New sanctions: ‘Robotic move by US bureaucrats’ or ‘part of anti-Russia propaganda’?

New sanctions: ‘Robotic move by US bureaucrats’ or ‘part of anti-Russia propaganda’?
How does the latest US decision to impose sanctions against eight more Russian companies play into the Trump administration’s promise to improve relations with Moscow? RT spoke with experts.

The restrictive measures were introduced against such companies as Russia’s main weapons exporter Rosobornexport and Aviaexport over their alleged violation of US non-proliferation law concerning Iran, North Korea, and Syria.

The restrictions will not cause any serious problems for the country, Russian Foreign Ministry spokeswoman Maria Zakharova said.

This step runs counter to the statements we hear from Washington that emphasize the fight against terrorism, in particular in Syria, where it has gained a foothold,” she said in a statement.

But how much political damage to Moscow-Washington relations could this move cause?

According to Paul Craig Roberts, former Assistant Secretary of the Treasury, “it’s part of the propaganda to paint a negative picture of Russia, and also China because they are included in the sanctions.

In his view, it’s not likely that ties between Russia and the US will improve, and here’s why:

What’s going on in the US, the battle between President Trump and the military-security complex, is over the budget. The military-security complex’s budget is massive; it’s about 1,000 billion dollars annually. That type of budget requires an enemy and Russia was made that enemy. When Trump said he would normalize relations, then the enemy disappears. So the CIA, the Pentagon, the military in general very much oppose these normalized relations. They have chosen a way to block them – that is the demonization of Russia and its president, but also accusations that Trump owes his election to his collusion with Putin and hacking the election. That type of charge makes it difficult for Trump to normalize relations with Russia, because if he does, it’s taken as confirmation that he is a ‘Russian agent’ or ‘Putin’s stooge.’”

In Roberts’ opinion, Russians shouldn’t to “pay too much attention to these sanctions.”

Russia should focus on its relationships with the East – China, India, Silk Road, Eurasian trade arrangements – and go about this business and stop being so sensitive to Western approval. Why does Western approval matter anyhow? You’re talking about a decadent civilization that has bombed nine countries in the last 15 years. What kind of approval can that be? What does it mean to anyone?” Roberts told RT. 

Jim Jatras, former US diplomat, is more optimistic on the prospect of Russian-US rapprochement.

He agrees that the decision to impose new sanctions contradicts Trump’s promise to restore relations with Moscow. However, he told RT, the decisions are still made largely by bureaucrats from the old administration, as Trump’s new team “is barely in place,” with even the deputy secretary of state still missing.

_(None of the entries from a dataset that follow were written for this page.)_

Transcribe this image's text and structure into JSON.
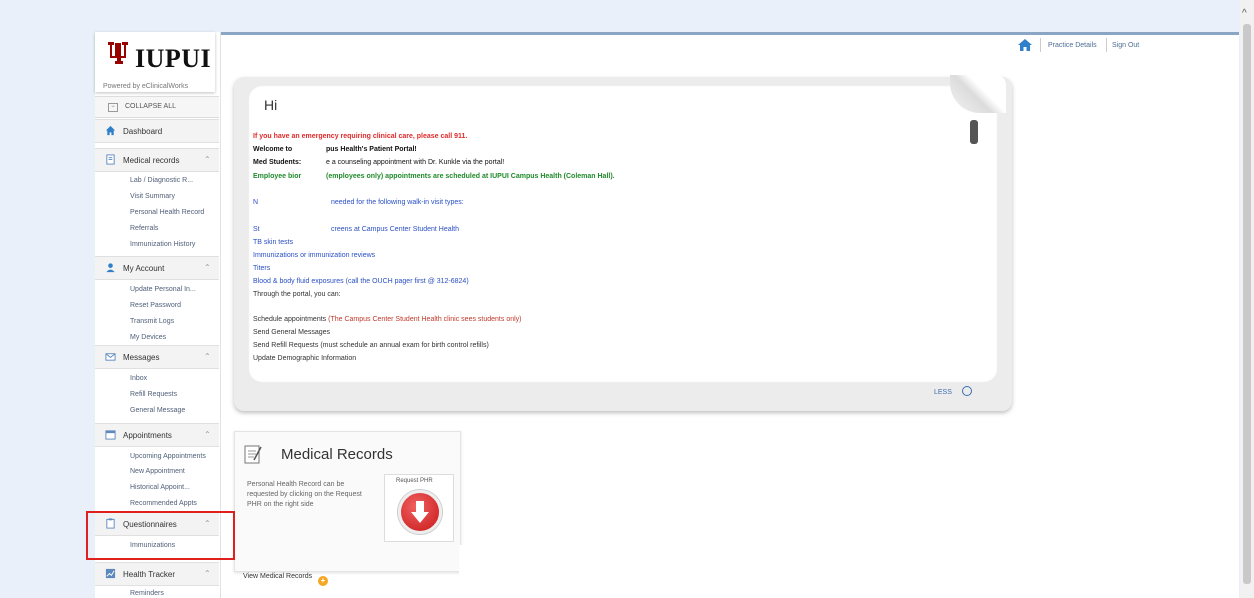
{
  "logo": {
    "text": "IUPUI",
    "powered_by": "Powered by eClinicalWorks"
  },
  "sidebar": {
    "collapse_label": "COLLAPSE ALL",
    "dashboard": "Dashboard",
    "sections": [
      {
        "label": "Medical records",
        "icon": "file-icon",
        "items": [
          "Lab / Diagnostic R...",
          "Visit Summary",
          "Personal Health Record",
          "Referrals",
          "Immunization History"
        ]
      },
      {
        "label": "My Account",
        "icon": "user-icon",
        "items": [
          "Update Personal In...",
          "Reset Password",
          "Transmit Logs",
          "My Devices"
        ]
      },
      {
        "label": "Messages",
        "icon": "envelope-icon",
        "items": [
          "Inbox",
          "Refill Requests",
          "General Message"
        ]
      },
      {
        "label": "Appointments",
        "icon": "calendar-icon",
        "items": [
          "Upcoming Appointments",
          "New Appointment",
          "Historical Appoint...",
          "Recommended Appts"
        ]
      },
      {
        "label": "Questionnaires",
        "icon": "clipboard-icon",
        "items": [
          "Immunizations"
        ]
      },
      {
        "label": "Health Tracker",
        "icon": "chart-icon",
        "items": [
          "Reminders"
        ]
      }
    ]
  },
  "util": {
    "practice_details": "Practice Details",
    "sign_out": "Sign Out"
  },
  "welcome": {
    "greeting": "Hi",
    "emergency": "If you have an emergency requiring clinical care, please call 911.",
    "welcome_a": "Welcome to",
    "welcome_b": "pus Health's Patient Portal!",
    "med_a": "Med Students:",
    "med_b": "e a counseling appointment with Dr. Kunkle via the portal!",
    "emp_a": "Employee bior",
    "emp_b": "(employees only) appointments are scheduled at IUPUI Campus Health (Coleman Hall).",
    "needed_a": "N",
    "needed_b": "needed for the following walk-in visit types:",
    "screens_a": "St",
    "screens_b": "creens at Campus Center Student Health",
    "tb": "TB skin tests",
    "immun": "Immunizations or immunization reviews",
    "titers": "Titers",
    "blood": "Blood & body fluid exposures (call the OUCH pager first @ 312-6824)",
    "through": "Through the portal, you can:",
    "schedule": "Schedule appointments",
    "schedule_note": "(The Campus Center Student Health clinic sees students only)",
    "send_general": "Send General Messages",
    "send_refill": "Send Refill Requests (must schedule an annual exam for birth control refills)",
    "update_demo": "Update Demographic Information",
    "less": "LESS"
  },
  "medical_records": {
    "title": "Medical Records",
    "description": "Personal Health Record can be requested by clicking on the Request PHR on the right side",
    "request_label": "Request PHR",
    "view_label": "View Medical Records"
  },
  "colors": {
    "highlight": "#e0201c",
    "emergency": "#e02a2a",
    "employee": "#1f8b2a",
    "link": "#2a4fc4",
    "brand": "#990000"
  }
}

It just shows the extent to which US policy in so many respects is highly bureaucratic, very much autopilot, that these steps are taken because, yes, periodically we must review, and if the criteria are met we’ll apply new sanctions according to the laws that are on the books. It’s almost automatic, it’s almost robotic in many respects. It would take strong action and determination from the incoming Trump team which [is] barely in place... 97 percent of the administration is still made up of either bureaucrats or the Obama horde, which is just busily doing what they have been doing until at some point someone tells them to stop doing it. We are not there yet,” Jatras said. 

He said he hopes that the sanctions won’t make “too much” political damage, and that “the Russians are mature enough to see this as what it is – bureaucrats doing what they do.

The former US diplomat added that it’s going to take some time for President Trump to get a hold of his administration and actually start making a shift in policy.

Private investor and political analyst Charles Orton noted that at the end of Barack Obama’s term, Russia “showed great restraint” and did not retaliate against the decisions of the outgoing administration.

There is hope I think at both sides of the ocean, good thinking people in American and in Russia, to do what is possible to get to a new level in relationships between our two great countries. So it’s a bit perplexing to see this move happen now,” he told RT.

The statements, views and opinions expressed in this column are solely those of the author and do not necessarily represent those of RT.